Hawaii legislators in both chambers agreed that police should no longer have legal permission to have sex with prostitutes in the course of their duties.
Hawaii was the only US state that permitted officers to engage in such activity with sex workers during investigations.
House and Senate members are still thrashing out the details of House Bill 1926, which they will subsequently send to the governor. But they agree that the crime bill should revoke an unusual exemption that permits police in Hawaii to have sex with prostitutes in the course of their duties.
Originally, the bill cracking down on prostitution would have deleted the exemption, but last month, after lobbying efforts by Hawaii police officers, the exemption was made.
Honolulu police said vice officers needed the legal protection for their undercover work to prevent pimps and prostitutes from knowing the limits of police methods. They also added that the provision is needed to protect the integrity of investigations.
The bill was amended as it passed out of the chamber's Judicial Committee. Rep. Karl Rhoads, the Democratic chairman of the Judicial Committee, clarified that he corrected the bill to allow the exclusion because of the police testimony. However, experts and sex worker advocates say that this permission is no help and, in fact, even makes things worse.
"It doesn't help your case, and at worst you further
traumatize someone. And do you think he or she is going to trust
a cop again?" Derek Marsh, an expert on human trafficking
who trains police officers how to handle extraordinary cases,
earlier told AP.
Rhoads said now he wants to remove the prostitution exemption for police, and limit police from engaging in sex or sadomasochistic acts with prostitutes.

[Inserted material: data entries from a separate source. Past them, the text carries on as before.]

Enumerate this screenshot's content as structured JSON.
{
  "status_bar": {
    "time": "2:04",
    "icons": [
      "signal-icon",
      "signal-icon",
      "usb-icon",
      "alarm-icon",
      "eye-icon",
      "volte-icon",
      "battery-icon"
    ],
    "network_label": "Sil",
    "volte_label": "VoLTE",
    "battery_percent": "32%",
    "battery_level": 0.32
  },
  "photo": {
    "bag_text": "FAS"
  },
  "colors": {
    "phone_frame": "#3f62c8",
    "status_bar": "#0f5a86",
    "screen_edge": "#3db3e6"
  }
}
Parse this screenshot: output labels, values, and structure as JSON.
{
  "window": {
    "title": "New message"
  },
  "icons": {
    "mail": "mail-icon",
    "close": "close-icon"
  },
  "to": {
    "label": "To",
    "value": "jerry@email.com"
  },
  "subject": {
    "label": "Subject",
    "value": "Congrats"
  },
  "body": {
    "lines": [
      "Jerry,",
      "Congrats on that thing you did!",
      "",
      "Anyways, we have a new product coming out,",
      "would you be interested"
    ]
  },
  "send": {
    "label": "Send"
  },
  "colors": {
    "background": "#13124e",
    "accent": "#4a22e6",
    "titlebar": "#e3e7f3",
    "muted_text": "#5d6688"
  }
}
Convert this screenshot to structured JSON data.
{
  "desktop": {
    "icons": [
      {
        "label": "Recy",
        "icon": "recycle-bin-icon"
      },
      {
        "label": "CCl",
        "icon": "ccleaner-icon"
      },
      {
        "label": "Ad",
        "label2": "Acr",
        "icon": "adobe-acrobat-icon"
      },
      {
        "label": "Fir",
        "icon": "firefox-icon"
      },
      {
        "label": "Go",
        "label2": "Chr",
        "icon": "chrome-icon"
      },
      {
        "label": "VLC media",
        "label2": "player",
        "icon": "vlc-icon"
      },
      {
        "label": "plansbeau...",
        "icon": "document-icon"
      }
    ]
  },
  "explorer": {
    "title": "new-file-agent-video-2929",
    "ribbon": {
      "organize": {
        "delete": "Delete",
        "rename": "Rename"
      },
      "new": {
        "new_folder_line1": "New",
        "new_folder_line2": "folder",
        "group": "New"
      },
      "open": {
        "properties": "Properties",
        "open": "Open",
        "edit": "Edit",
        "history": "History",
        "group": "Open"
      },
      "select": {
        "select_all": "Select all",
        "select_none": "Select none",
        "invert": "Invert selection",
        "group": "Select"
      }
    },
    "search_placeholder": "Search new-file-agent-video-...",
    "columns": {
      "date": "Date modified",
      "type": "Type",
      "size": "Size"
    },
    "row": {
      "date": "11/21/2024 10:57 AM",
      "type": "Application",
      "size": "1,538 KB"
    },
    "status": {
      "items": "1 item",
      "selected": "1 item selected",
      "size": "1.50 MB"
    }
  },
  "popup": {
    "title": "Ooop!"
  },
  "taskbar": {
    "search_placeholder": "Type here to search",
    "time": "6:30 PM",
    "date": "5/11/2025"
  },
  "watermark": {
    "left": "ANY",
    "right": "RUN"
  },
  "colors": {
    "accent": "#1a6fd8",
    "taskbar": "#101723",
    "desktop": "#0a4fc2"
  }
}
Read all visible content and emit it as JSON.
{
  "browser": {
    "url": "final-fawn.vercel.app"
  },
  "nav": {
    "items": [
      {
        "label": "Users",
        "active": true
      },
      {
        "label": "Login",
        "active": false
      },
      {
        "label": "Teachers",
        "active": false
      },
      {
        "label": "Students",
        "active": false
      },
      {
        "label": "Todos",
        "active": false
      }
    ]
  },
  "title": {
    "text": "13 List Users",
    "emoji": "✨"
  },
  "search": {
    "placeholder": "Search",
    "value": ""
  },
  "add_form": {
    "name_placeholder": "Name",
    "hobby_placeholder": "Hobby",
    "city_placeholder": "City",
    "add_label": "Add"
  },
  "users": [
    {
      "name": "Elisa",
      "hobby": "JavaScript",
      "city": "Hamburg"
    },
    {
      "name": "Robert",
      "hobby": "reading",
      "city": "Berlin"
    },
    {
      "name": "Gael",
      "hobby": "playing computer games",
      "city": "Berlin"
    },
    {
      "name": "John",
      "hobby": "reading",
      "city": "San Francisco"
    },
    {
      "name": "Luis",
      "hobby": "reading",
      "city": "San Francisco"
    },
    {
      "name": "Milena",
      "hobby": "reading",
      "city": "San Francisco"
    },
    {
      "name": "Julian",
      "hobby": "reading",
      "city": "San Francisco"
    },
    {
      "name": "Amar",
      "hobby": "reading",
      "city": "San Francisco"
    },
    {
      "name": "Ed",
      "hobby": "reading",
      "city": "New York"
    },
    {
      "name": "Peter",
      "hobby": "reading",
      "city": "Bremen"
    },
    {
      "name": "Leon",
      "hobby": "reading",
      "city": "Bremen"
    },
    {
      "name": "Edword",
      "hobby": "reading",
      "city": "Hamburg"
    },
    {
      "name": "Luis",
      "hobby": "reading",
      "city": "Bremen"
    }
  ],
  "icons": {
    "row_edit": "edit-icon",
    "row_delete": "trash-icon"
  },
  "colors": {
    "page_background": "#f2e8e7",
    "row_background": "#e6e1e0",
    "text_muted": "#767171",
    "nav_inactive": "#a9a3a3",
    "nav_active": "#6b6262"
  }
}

The House and Senate members are settling on a final version, but once they vote on it, Gov. Neil Abercrombie must sign it into official law.